(Your school's name) is implementing an 'in-school' Mentoring Program. A teacher/ Educational Support Officer from the school will be matched with your child and their aim is to foster a relationship which will help your child in both classroom and school yard activities.
What is it?
This program aims to encourage young people to develop skills and confidence and to find new pathways to learning and work. With help of a mentor the young person will develop self-esteem, trust and communication skills enabling them to gain direction for their future.
What is involved?
Mentors will work on a one to one basis with your child assisting them to make better informed decisions. They will meet on a weekly basis for between 30-45 minutes at school at a mutually convenient time over the next 12 months.
School Principal's signature ________________________________
Mentor's signature ___________________________________
Please fill in the Permission slip below.
I give permission for _______(Student's name)____________________________________ to be involved in the Mentoring Program.
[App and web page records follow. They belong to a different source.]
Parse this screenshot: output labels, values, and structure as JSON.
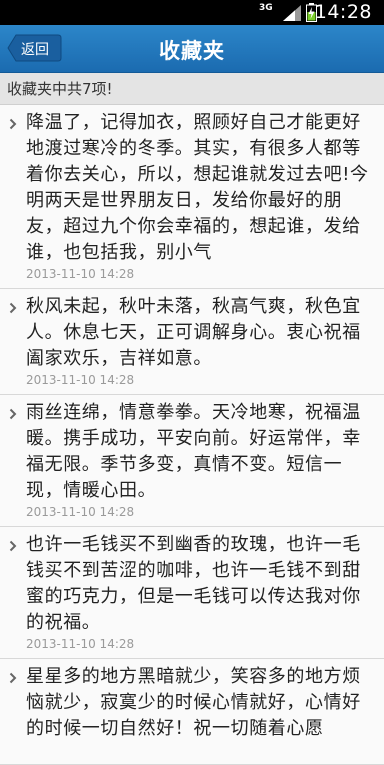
{
  "status_bar": {
    "network": "3G",
    "time": "14:28"
  },
  "header": {
    "back_label": "返回",
    "title": "收藏夹"
  },
  "count_text": "收藏夹中共7项!",
  "items": [
    {
      "text": "降温了，记得加衣，照顾好自己才能更好地渡过寒冷的冬季。其实，有很多人都等着你去关心，所以，想起谁就发过去吧!今明两天是世界朋友日，发给你最好的朋友，超过九个你会幸福的，想起谁，发给谁，也包括我，别小气",
      "time": "2013-11-10 14:28"
    },
    {
      "text": "秋风未起，秋叶未落，秋高气爽，秋色宜人。休息七天，正可调解身心。衷心祝福阖家欢乐，吉祥如意。",
      "time": "2013-11-10 14:28"
    },
    {
      "text": "雨丝连绵，情意拳拳。天冷地寒，祝福温暖。携手成功，平安向前。好运常伴，幸福无限。季节多变，真情不变。短信一现，情暖心田。",
      "time": "2013-11-10 14:28"
    },
    {
      "text": "也许一毛钱买不到幽香的玫瑰，也许一毛钱买不到苦涩的咖啡，也许一毛钱不到甜蜜的巧克力，但是一毛钱可以传达我对你的祝福。",
      "time": "2013-11-10 14:28"
    },
    {
      "text": "星星多的地方黑暗就少，笑容多的地方烦恼就少，寂寞少的时候心情就好，心情好的时候一切自然好！祝一切随着心愿",
      "time": ""
    }
  ]
}
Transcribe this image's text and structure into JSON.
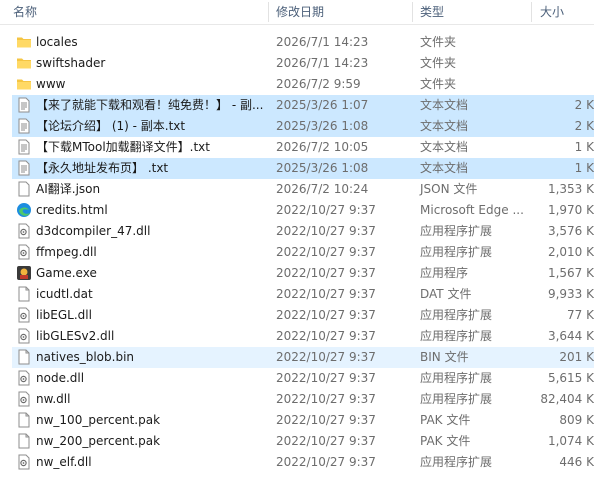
{
  "columns": {
    "name": "名称",
    "date": "修改日期",
    "type": "类型",
    "size": "大小"
  },
  "files": [
    {
      "name": "locales",
      "date": "2026/7/1 14:23",
      "type": "文件夹",
      "size": "",
      "icon": "folder-icon",
      "state": ""
    },
    {
      "name": "swiftshader",
      "date": "2026/7/1 14:23",
      "type": "文件夹",
      "size": "",
      "icon": "folder-icon",
      "state": ""
    },
    {
      "name": "www",
      "date": "2026/7/2 9:59",
      "type": "文件夹",
      "size": "",
      "icon": "folder-icon",
      "state": ""
    },
    {
      "name": "【来了就能下载和观看！纯免费！】 - 副...",
      "date": "2025/3/26 1:07",
      "type": "文本文档",
      "size": "2 K",
      "icon": "text-file-icon",
      "state": "selected"
    },
    {
      "name": "【论坛介绍】 (1) - 副本.txt",
      "date": "2025/3/26 1:08",
      "type": "文本文档",
      "size": "2 K",
      "icon": "text-file-icon",
      "state": "selected"
    },
    {
      "name": "【下载MTool加载翻译文件】.txt",
      "date": "2026/7/2 10:05",
      "type": "文本文档",
      "size": "1 K",
      "icon": "text-file-icon",
      "state": ""
    },
    {
      "name": "【永久地址发布页】 .txt",
      "date": "2025/3/26 1:08",
      "type": "文本文档",
      "size": "1 K",
      "icon": "text-file-icon",
      "state": "selected"
    },
    {
      "name": "AI翻译.json",
      "date": "2026/7/2 10:24",
      "type": "JSON 文件",
      "size": "1,353 K",
      "icon": "json-file-icon",
      "state": ""
    },
    {
      "name": "credits.html",
      "date": "2022/10/27 9:37",
      "type": "Microsoft Edge ...",
      "size": "1,970 K",
      "icon": "edge-icon",
      "state": ""
    },
    {
      "name": "d3dcompiler_47.dll",
      "date": "2022/10/27 9:37",
      "type": "应用程序扩展",
      "size": "3,576 K",
      "icon": "dll-file-icon",
      "state": ""
    },
    {
      "name": "ffmpeg.dll",
      "date": "2022/10/27 9:37",
      "type": "应用程序扩展",
      "size": "2,010 K",
      "icon": "dll-file-icon",
      "state": ""
    },
    {
      "name": "Game.exe",
      "date": "2022/10/27 9:37",
      "type": "应用程序",
      "size": "1,567 K",
      "icon": "game-exe-icon",
      "state": ""
    },
    {
      "name": "icudtl.dat",
      "date": "2022/10/27 9:37",
      "type": "DAT 文件",
      "size": "9,933 K",
      "icon": "blank-file-icon",
      "state": ""
    },
    {
      "name": "libEGL.dll",
      "date": "2022/10/27 9:37",
      "type": "应用程序扩展",
      "size": "77 K",
      "icon": "dll-file-icon",
      "state": ""
    },
    {
      "name": "libGLESv2.dll",
      "date": "2022/10/27 9:37",
      "type": "应用程序扩展",
      "size": "3,644 K",
      "icon": "dll-file-icon",
      "state": ""
    },
    {
      "name": "natives_blob.bin",
      "date": "2022/10/27 9:37",
      "type": "BIN 文件",
      "size": "201 K",
      "icon": "blank-file-icon",
      "state": "hover"
    },
    {
      "name": "node.dll",
      "date": "2022/10/27 9:37",
      "type": "应用程序扩展",
      "size": "5,615 K",
      "icon": "dll-file-icon",
      "state": ""
    },
    {
      "name": "nw.dll",
      "date": "2022/10/27 9:37",
      "type": "应用程序扩展",
      "size": "82,404 K",
      "icon": "dll-file-icon",
      "state": ""
    },
    {
      "name": "nw_100_percent.pak",
      "date": "2022/10/27 9:37",
      "type": "PAK 文件",
      "size": "809 K",
      "icon": "blank-file-icon",
      "state": ""
    },
    {
      "name": "nw_200_percent.pak",
      "date": "2022/10/27 9:37",
      "type": "PAK 文件",
      "size": "1,074 K",
      "icon": "blank-file-icon",
      "state": ""
    },
    {
      "name": "nw_elf.dll",
      "date": "2022/10/27 9:37",
      "type": "应用程序扩展",
      "size": "446 K",
      "icon": "dll-file-icon",
      "state": ""
    }
  ]
}
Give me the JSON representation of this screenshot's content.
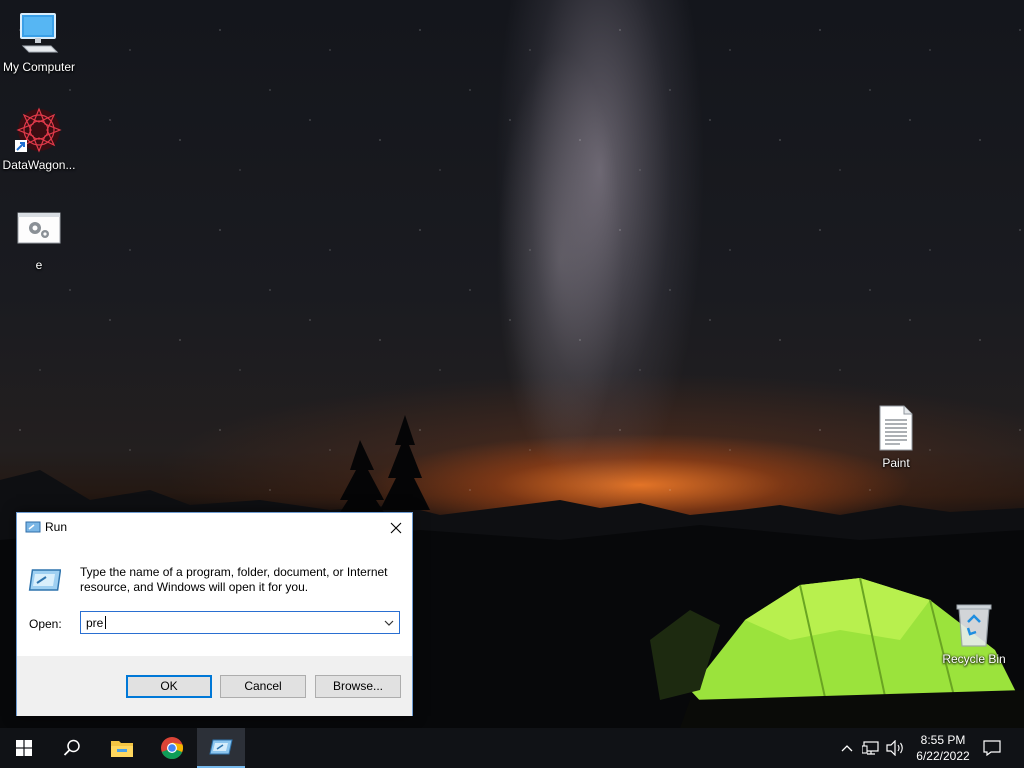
{
  "desktop": {
    "icons": [
      {
        "label": "My Computer",
        "icon": "computer-icon"
      },
      {
        "label": "DataWagon...",
        "icon": "datawagon-shortcut-icon"
      },
      {
        "label": "e",
        "icon": "settings-file-icon"
      },
      {
        "label": "Paint",
        "icon": "text-document-icon"
      },
      {
        "label": "Recycle Bin",
        "icon": "recycle-bin-icon"
      }
    ]
  },
  "run_dialog": {
    "title": "Run",
    "description": "Type the name of a program, folder, document, or Internet resource, and Windows will open it for you.",
    "open_label": "Open:",
    "open_value": "pre",
    "buttons": {
      "ok": "OK",
      "cancel": "Cancel",
      "browse": "Browse..."
    }
  },
  "taskbar": {
    "apps": [
      {
        "name": "Start",
        "icon": "windows-start-icon"
      },
      {
        "name": "Search",
        "icon": "search-icon"
      },
      {
        "name": "File Explorer",
        "icon": "folder-icon"
      },
      {
        "name": "Google Chrome",
        "icon": "chrome-icon"
      },
      {
        "name": "Run",
        "icon": "run-icon",
        "active": true
      }
    ],
    "clock": {
      "time": "8:55 PM",
      "date": "6/22/2022"
    }
  },
  "colors": {
    "accent": "#0078d7",
    "taskbar": "#101216",
    "dialog_footer": "#f0f0f0"
  }
}
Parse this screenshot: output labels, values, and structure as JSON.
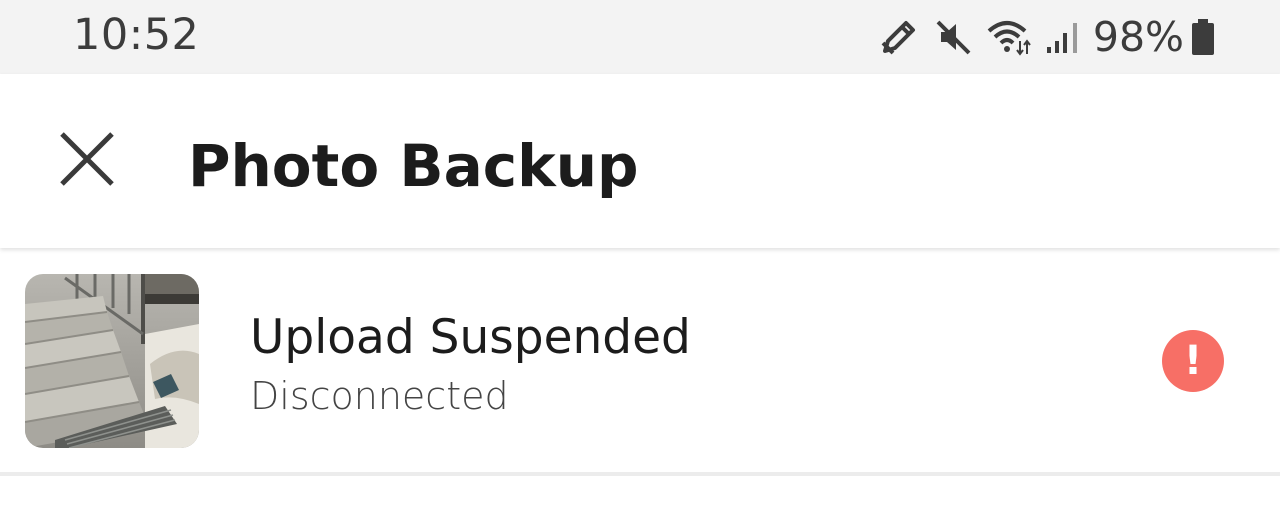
{
  "status_bar": {
    "time": "10:52",
    "battery_percent": "98%",
    "icons": [
      "edit-pen-icon",
      "mute-icon",
      "wifi-icon",
      "signal-icon",
      "battery-icon"
    ]
  },
  "app_bar": {
    "title": "Photo Backup",
    "close_icon": "close-icon"
  },
  "backup_item": {
    "title": "Upload Suspended",
    "status": "Disconnected",
    "badge": "!",
    "badge_icon": "error-exclamation-icon",
    "thumbnail": "photo-thumbnail"
  },
  "colors": {
    "status_bar_bg": "#f3f3f3",
    "error_badge": "#f76f66",
    "title_text": "#1c1c1c",
    "subtitle_text": "#444444"
  }
}
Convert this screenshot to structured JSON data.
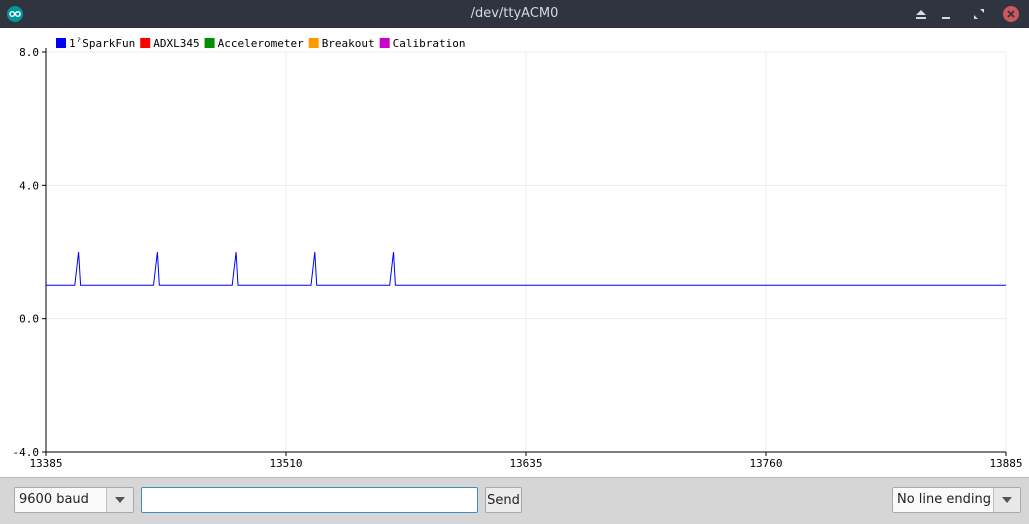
{
  "window": {
    "title": "/dev/ttyACM0",
    "icons": [
      "arduino-icon",
      "eject-icon",
      "minimize-icon",
      "maximize-icon",
      "close-icon"
    ]
  },
  "plot": {
    "legend": [
      {
        "label": "1ˀSparkFun",
        "color": "#0000ff"
      },
      {
        "label": "ADXL345",
        "color": "#ff0000"
      },
      {
        "label": "Accelerometer",
        "color": "#008f00"
      },
      {
        "label": "Breakout",
        "color": "#ff9900"
      },
      {
        "label": "Calibration",
        "color": "#cc00cc"
      }
    ]
  },
  "chart_data": {
    "type": "line",
    "title": "",
    "xlabel": "",
    "ylabel": "",
    "xlim": [
      13385,
      13885
    ],
    "ylim": [
      -4.0,
      8.0
    ],
    "x_ticks": [
      "13385",
      "13510",
      "13635",
      "13760",
      "13885"
    ],
    "y_ticks": [
      "8.0",
      "4.0",
      "0.0",
      "-4.0"
    ],
    "grid": true,
    "legend_position": "top-left",
    "series": [
      {
        "name": "1ˀSparkFun",
        "color": "#0000ff",
        "x": [
          13385,
          13400,
          13402,
          13403,
          13441,
          13443,
          13444,
          13482,
          13484,
          13485,
          13523,
          13525,
          13526,
          13564,
          13566,
          13567,
          13885
        ],
        "values": [
          1,
          1,
          2,
          1,
          1,
          2,
          1,
          1,
          2,
          1,
          1,
          2,
          1,
          1,
          2,
          1,
          1
        ]
      }
    ]
  },
  "toolbar": {
    "baud_value": "9600 baud",
    "input_value": "",
    "send_label": "Send",
    "line_ending_value": "No line ending"
  }
}
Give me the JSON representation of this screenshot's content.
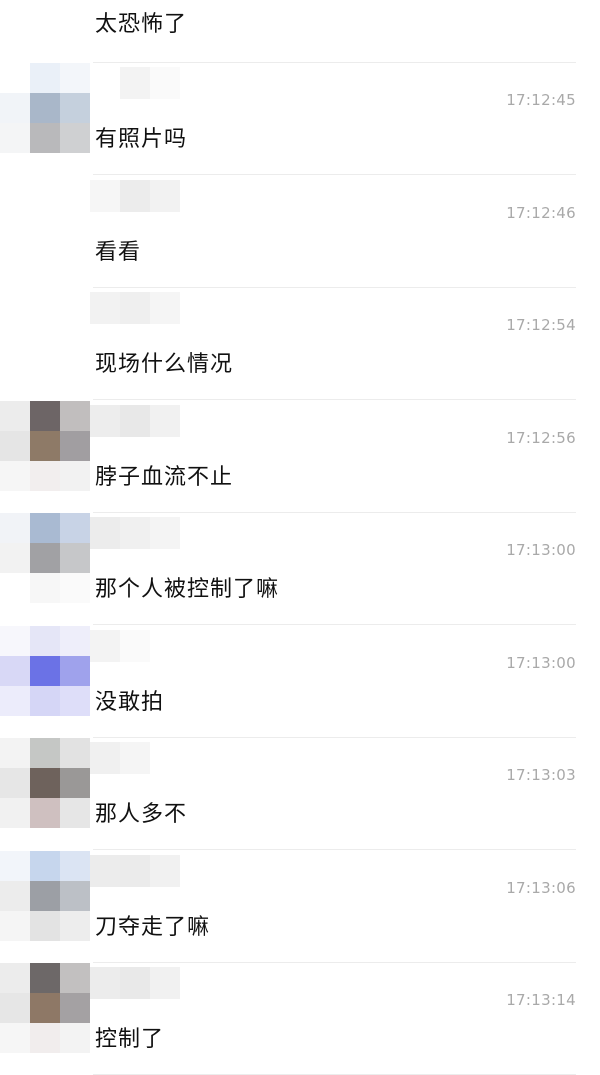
{
  "first_message": "太恐怖了",
  "messages": [
    {
      "time": "17:12:45",
      "text": "有照片吗",
      "avatar": [
        "#ffffff",
        "#eaf0f8",
        "#f3f6fa",
        "#f1f4f8",
        "#a9b7c9",
        "#c5d0dd",
        "#f4f5f6",
        "#b9b9bb",
        "#cfd0d2"
      ],
      "name": [
        "#ffffff",
        "#f3f3f3",
        "#fafafa"
      ]
    },
    {
      "time": "17:12:46",
      "text": "看看",
      "avatar": [
        "#ffffff",
        "#ffffff",
        "#ffffff",
        "#ffffff",
        "#ffffff",
        "#ffffff",
        "#ffffff",
        "#ffffff",
        "#ffffff"
      ],
      "name": [
        "#f6f6f6",
        "#ececec",
        "#f2f2f2"
      ]
    },
    {
      "time": "17:12:54",
      "text": "现场什么情况",
      "avatar": [
        "#ffffff",
        "#ffffff",
        "#ffffff",
        "#ffffff",
        "#ffffff",
        "#ffffff",
        "#ffffff",
        "#ffffff",
        "#ffffff"
      ],
      "name": [
        "#f2f2f2",
        "#efefef",
        "#f5f5f5"
      ]
    },
    {
      "time": "17:12:56",
      "text": "脖子血流不止",
      "avatar": [
        "#ececec",
        "#6d6566",
        "#c1bebe",
        "#e5e5e5",
        "#8e7a67",
        "#a19ea1",
        "#f6f6f6",
        "#f2eeee",
        "#f2f2f2"
      ],
      "name": [
        "#ededed",
        "#e8e8e8",
        "#f1f1f1"
      ]
    },
    {
      "time": "17:13:00",
      "text": "那个人被控制了嘛",
      "avatar": [
        "#f1f3f7",
        "#a9bad2",
        "#c8d3e6",
        "#f2f2f2",
        "#a1a1a4",
        "#c6c7c9",
        "#ffffff",
        "#f7f7f7",
        "#fafafa"
      ],
      "name": [
        "#ececec",
        "#f0f0f0",
        "#f4f4f4"
      ]
    },
    {
      "time": "17:13:00",
      "text": "没敢拍",
      "avatar": [
        "#f7f7fc",
        "#e5e6f7",
        "#eeeefa",
        "#d8d8f6",
        "#6b72e6",
        "#9fa2ec",
        "#ececfb",
        "#d5d6f6",
        "#dedef9"
      ],
      "name": [
        "#f3f3f3",
        "#fafafa",
        "#ffffff"
      ]
    },
    {
      "time": "17:13:03",
      "text": "那人多不",
      "avatar": [
        "#f3f3f3",
        "#c5c7c5",
        "#e2e2e2",
        "#e6e6e6",
        "#6e625c",
        "#9a9897",
        "#f1f1f1",
        "#cfc0c0",
        "#e6e6e6"
      ],
      "name": [
        "#f0f0f0",
        "#f5f5f5",
        "#ffffff"
      ]
    },
    {
      "time": "17:13:06",
      "text": "刀夺走了嘛",
      "avatar": [
        "#f2f5fa",
        "#c6d6ed",
        "#dbe4f3",
        "#ececec",
        "#9c9fa5",
        "#bcc0c6",
        "#f5f5f5",
        "#e3e3e3",
        "#ededed"
      ],
      "name": [
        "#ececec",
        "#ebebeb",
        "#f1f1f1"
      ]
    },
    {
      "time": "17:13:14",
      "text": "控制了",
      "avatar": [
        "#ececec",
        "#6d6868",
        "#c2c0c0",
        "#e6e6e6",
        "#8e7866",
        "#a4a1a3",
        "#f6f6f6",
        "#f1eded",
        "#f3f3f3"
      ],
      "name": [
        "#ececec",
        "#e9e9e9",
        "#f1f1f1"
      ]
    }
  ]
}
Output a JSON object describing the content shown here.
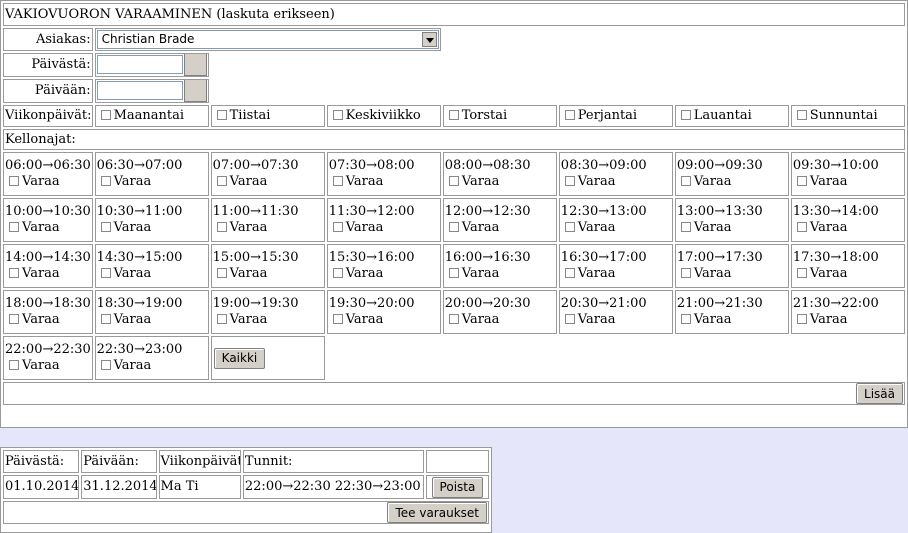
{
  "form": {
    "title": "VAKIOVUORON VARAAMINEN (laskuta erikseen)",
    "customer_label": "Asiakas:",
    "customer_value": "Christian Brade",
    "from_label": "Päivästä:",
    "to_label": "Päivään:",
    "weekdays_label": "Viikonpäivät:",
    "weekdays": [
      "Maanantai",
      "Tiistai",
      "Keskiviikko",
      "Torstai",
      "Perjantai",
      "Lauantai",
      "Sunnuntai"
    ],
    "times_label": "Kellonajat:",
    "book_label": "Varaa",
    "slots": [
      "06:00→06:30",
      "06:30→07:00",
      "07:00→07:30",
      "07:30→08:00",
      "08:00→08:30",
      "08:30→09:00",
      "09:00→09:30",
      "09:30→10:00",
      "10:00→10:30",
      "10:30→11:00",
      "11:00→11:30",
      "11:30→12:00",
      "12:00→12:30",
      "12:30→13:00",
      "13:00→13:30",
      "13:30→14:00",
      "14:00→14:30",
      "14:30→15:00",
      "15:00→15:30",
      "15:30→16:00",
      "16:00→16:30",
      "16:30→17:00",
      "17:00→17:30",
      "17:30→18:00",
      "18:00→18:30",
      "18:30→19:00",
      "19:00→19:30",
      "19:30→20:00",
      "20:00→20:30",
      "20:30→21:00",
      "21:00→21:30",
      "21:30→22:00",
      "22:00→22:30",
      "22:30→23:00"
    ],
    "all_button": "Kaikki",
    "add_button": "Lisää"
  },
  "summary": {
    "headers": [
      "Päivästä:",
      "Päivään:",
      "Viikonpäivät:",
      "Tunnit:"
    ],
    "row": {
      "from": "01.10.2014",
      "to": "31.12.2014",
      "weekdays": "Ma Ti",
      "hours": "22:00→22:30 22:30→23:00",
      "remove_button": "Poista"
    },
    "submit_button": "Tee varaukset"
  }
}
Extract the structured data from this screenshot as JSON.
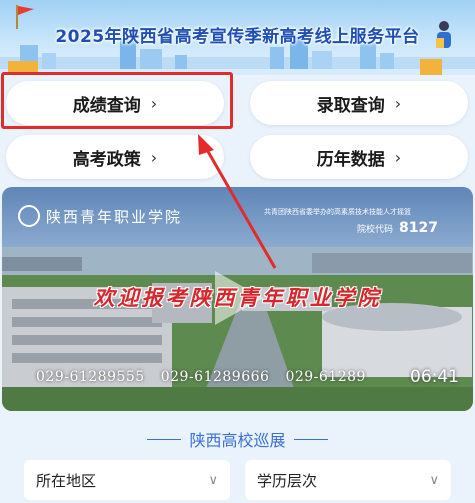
{
  "banner": {
    "title": "2025年陕西省高考宣传季新高考线上服务平台"
  },
  "nav": [
    {
      "label": "成绩查询",
      "arrow": "›",
      "highlighted": true
    },
    {
      "label": "录取查询",
      "arrow": "›"
    },
    {
      "label": "高考政策",
      "arrow": "›"
    },
    {
      "label": "历年数据",
      "arrow": "›"
    }
  ],
  "video": {
    "school_name": "陕西青年职业学院",
    "subtitle": "共青团陕西省委举办的高素质技术技能人才摇篮",
    "code_label": "院校代码",
    "code_value": "8127",
    "slogan": "欢迎报考陕西青年职业学院",
    "phones": [
      "029-61289555",
      "029-61289666",
      "029-61289"
    ],
    "duration": "06:41"
  },
  "section": {
    "title": "陕西高校巡展",
    "filters": [
      {
        "label": "所在地区",
        "chevron": "∨"
      },
      {
        "label": "学历层次",
        "chevron": "∨"
      }
    ]
  },
  "colors": {
    "accent": "#3b6fd6",
    "highlight_border": "#e22b2b",
    "slogan": "#d7262c",
    "banner_title": "#1f4fb4"
  }
}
I understand that this will take him/her from the classroom on a weekly basis and that the information shared during this time will be kept confidential. If you have any questions at all about the program the mentor, your child's class teacher or myself would welcome your call.
Parent/Caregiver Signature ____________________________
Next it's time to contact your new student's parents. Face to face contact is best, but because of time constraints, often this first contact is initiated by phone. This first call is crucial, so prepare for it. Your own experience has probably taught you that many parents of children with difficulties or delay live with a heightened state of anxiety about their child's progress and success at school. Once you introduce yourself and explain the program, ask their opinion on ways to best support their child. This should help disarm their worry. Ask: What worries you most? What would you like me to do to help? What has worked best in the past? How can we work on this together? Convey to the parent that you are feeling enthusiastic about this new relationship. Mention that it would be motivating if they could share a little about the mentoring program with their child before you follow up with the student.
Now is a perfect time to offer your school contact phone number and school email address, and assure the parents that you'll regularly update them or contact them when something crops up. To be effective you'll need to keep your student's parents regularly updated. It's up to you to decide how to do this and how often to do it. It's always a good idea to check in with your student's class teacher prior to contacting parents so that you have the most current and accurate information. Ideally, on-going communication should be done within a deliberate framework of steadiness and positiveness.
Occasionally, you will need to explain to a parent that you are not trying to replace their role. Their role as a parent is irreplaceable. Your part is to simply lend support to their child and offer sensible advice and interventions based on your wealth of life and teaching experiences.
Of ultimate benefit is that keeping a log helps you to collect, analyse and crystallise your thoughts. It can become a wonderful planning tool and the basis for writing up a compelling case study at a later date.